Canadian Youth Movement

Wallace is the youngest player on the current team but represents a movement of youth that features the likes of Brandon Pereira and Balraj Panesar. Moving up a few years, another fresh face on the 2018 World Cup roster is Oliver Scholfield. The 2013 Junior World Cup team member and UBC graduate has been in the national team pipeline for a number of years.

Where Wallace went straight from juniors into the senior ranks, Scholfield battled his way off the development squad and is making good of his opportunity on the national team.

“It’s been a lot of hard work over the past five years,” Scholfield said. “To crack a major tournament, it feels like it really paid off to see my name on that list.” Now for Scholfield, the mentality shifts from trying to make the team to making a difference on the field.

“Our team has a lot of talent and I know we can compete with any team in the world,” he said. “For me, rather than trying to make a team, now I’m focused on performance and contributing to the team.”

Panesar and Pereira were members of the 2016 Junior World Cup team and were selected to their first major games roster in April at the Commonwealth Games. Since then, the two have been staples on Canada’s starting unit.

Balraj Panesar (left), Brandon Pereira (centre) and Oliver Scholfield represent the surging youth movement on the 2018 World Cup roster. Photos: Yan Huckendubler

Coach’s Seal of Approval

All year long, Canadian Head Coach Paul Bundy has been bringing extended rosters to events whenever possible. The goal was to give many athletes chances to prove themselves and keep the competition environment as competitive as possible. That strategy has paid off as we can see the younger players that played themselves onto rosters over the past 10 months. For Bundy, the younger players inject new energy into the team and really challenge the older guys for their spots.

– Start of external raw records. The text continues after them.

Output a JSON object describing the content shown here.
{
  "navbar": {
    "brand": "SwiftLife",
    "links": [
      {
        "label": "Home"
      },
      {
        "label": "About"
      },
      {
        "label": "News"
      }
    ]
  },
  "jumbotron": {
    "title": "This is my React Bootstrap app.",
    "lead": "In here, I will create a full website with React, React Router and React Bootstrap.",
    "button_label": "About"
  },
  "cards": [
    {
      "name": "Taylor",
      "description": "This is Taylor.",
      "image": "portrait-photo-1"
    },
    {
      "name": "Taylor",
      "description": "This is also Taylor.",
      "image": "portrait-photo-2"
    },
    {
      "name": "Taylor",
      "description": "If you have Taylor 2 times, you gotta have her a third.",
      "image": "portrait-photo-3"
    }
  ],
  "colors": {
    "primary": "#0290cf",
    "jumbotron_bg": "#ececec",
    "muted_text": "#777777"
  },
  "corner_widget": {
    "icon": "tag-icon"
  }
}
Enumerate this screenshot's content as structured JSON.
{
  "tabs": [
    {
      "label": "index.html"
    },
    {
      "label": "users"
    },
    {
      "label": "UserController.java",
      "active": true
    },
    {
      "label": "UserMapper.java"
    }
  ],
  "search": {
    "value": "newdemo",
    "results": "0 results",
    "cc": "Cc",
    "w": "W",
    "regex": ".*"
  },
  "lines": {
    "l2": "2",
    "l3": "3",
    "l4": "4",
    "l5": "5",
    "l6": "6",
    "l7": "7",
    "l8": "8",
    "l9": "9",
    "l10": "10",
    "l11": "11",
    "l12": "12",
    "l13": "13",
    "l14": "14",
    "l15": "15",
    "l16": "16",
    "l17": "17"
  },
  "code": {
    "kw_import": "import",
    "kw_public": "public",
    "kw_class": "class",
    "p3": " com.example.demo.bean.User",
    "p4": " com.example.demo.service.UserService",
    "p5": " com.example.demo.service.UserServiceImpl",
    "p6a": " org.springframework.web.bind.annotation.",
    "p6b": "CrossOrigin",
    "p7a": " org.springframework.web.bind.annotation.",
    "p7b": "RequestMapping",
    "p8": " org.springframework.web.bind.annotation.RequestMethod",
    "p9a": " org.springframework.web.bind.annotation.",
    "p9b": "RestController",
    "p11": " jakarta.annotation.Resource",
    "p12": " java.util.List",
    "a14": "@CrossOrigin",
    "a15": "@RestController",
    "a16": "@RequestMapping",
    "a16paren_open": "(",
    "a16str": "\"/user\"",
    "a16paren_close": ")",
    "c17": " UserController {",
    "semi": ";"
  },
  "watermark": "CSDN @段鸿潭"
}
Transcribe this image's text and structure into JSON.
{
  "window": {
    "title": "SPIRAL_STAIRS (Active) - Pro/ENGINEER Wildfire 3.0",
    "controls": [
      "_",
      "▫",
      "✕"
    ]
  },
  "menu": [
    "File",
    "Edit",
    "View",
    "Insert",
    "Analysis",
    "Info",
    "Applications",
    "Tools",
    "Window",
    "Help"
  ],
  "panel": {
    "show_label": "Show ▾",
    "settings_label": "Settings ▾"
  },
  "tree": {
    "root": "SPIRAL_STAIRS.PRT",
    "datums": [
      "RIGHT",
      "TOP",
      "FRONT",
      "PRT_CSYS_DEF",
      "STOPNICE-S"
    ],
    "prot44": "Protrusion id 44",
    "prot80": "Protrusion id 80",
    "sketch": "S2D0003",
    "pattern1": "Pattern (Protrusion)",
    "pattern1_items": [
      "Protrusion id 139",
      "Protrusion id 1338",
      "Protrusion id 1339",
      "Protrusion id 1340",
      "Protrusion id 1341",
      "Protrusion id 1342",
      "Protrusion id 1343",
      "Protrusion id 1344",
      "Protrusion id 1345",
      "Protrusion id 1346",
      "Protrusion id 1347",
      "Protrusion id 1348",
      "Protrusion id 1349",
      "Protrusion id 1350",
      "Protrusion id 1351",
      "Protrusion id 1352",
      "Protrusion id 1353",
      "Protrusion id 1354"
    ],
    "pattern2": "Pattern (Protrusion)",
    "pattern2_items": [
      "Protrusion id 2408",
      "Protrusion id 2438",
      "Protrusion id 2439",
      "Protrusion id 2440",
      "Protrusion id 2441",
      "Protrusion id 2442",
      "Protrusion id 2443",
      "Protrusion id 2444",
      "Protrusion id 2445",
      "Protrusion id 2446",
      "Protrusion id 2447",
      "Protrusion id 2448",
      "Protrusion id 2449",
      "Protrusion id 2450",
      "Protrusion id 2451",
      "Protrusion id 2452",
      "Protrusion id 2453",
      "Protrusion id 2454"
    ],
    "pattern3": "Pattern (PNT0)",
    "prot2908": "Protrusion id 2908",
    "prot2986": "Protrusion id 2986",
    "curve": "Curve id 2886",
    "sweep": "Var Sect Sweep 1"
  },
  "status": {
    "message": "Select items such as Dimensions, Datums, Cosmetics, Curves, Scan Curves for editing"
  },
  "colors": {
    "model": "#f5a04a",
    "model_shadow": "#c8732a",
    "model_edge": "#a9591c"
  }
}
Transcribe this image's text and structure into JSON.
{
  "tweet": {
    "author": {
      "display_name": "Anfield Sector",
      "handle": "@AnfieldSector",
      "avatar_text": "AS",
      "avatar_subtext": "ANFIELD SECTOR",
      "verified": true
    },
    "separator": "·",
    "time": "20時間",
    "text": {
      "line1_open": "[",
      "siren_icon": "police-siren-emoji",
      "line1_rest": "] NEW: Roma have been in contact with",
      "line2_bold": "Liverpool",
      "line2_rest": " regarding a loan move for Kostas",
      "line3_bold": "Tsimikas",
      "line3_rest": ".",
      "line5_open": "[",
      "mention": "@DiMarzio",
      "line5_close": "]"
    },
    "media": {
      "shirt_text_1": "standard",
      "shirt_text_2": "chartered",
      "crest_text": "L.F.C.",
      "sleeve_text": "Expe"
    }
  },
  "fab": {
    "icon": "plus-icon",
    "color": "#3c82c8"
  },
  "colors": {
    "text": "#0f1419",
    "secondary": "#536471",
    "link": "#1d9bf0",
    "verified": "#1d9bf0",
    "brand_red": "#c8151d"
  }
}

“It just shows that our men’s national pool is a bit broader that it has been in the past, but it’s also very competitive,” Bundy said. “It’s nice having guys like Jamie [Wallace] and Oli [Scholfield] pressuring for spots.”

Both Scholfield and Wallace are offensive additions for the world cup; an intentional decision by the coaching staff to add more firepower up front. After a disappointing Commonwealth Games on the offensive side, the staff made moves to bring more goal-scoring prowess to the team.

“It was deliberate moving Jamie from midfield into the striker position,” he said. “he has a unique frame. He’s very dangerous and he makes our defenders uncomfortable in training which was a really good indicator for us.”

After two games at the 2018 World Cup, Canada sits 1-1 with a good chance of advancing into the next round. Although they haven’t filled the net with goals, Wallace has already made an impact, looking threatening when he has the ball in offensive zone.

Watch Canada live on beIN Sports Connect as they take on the host nation India at 5:30am PST (8:30am EST) on Saturday, December 8.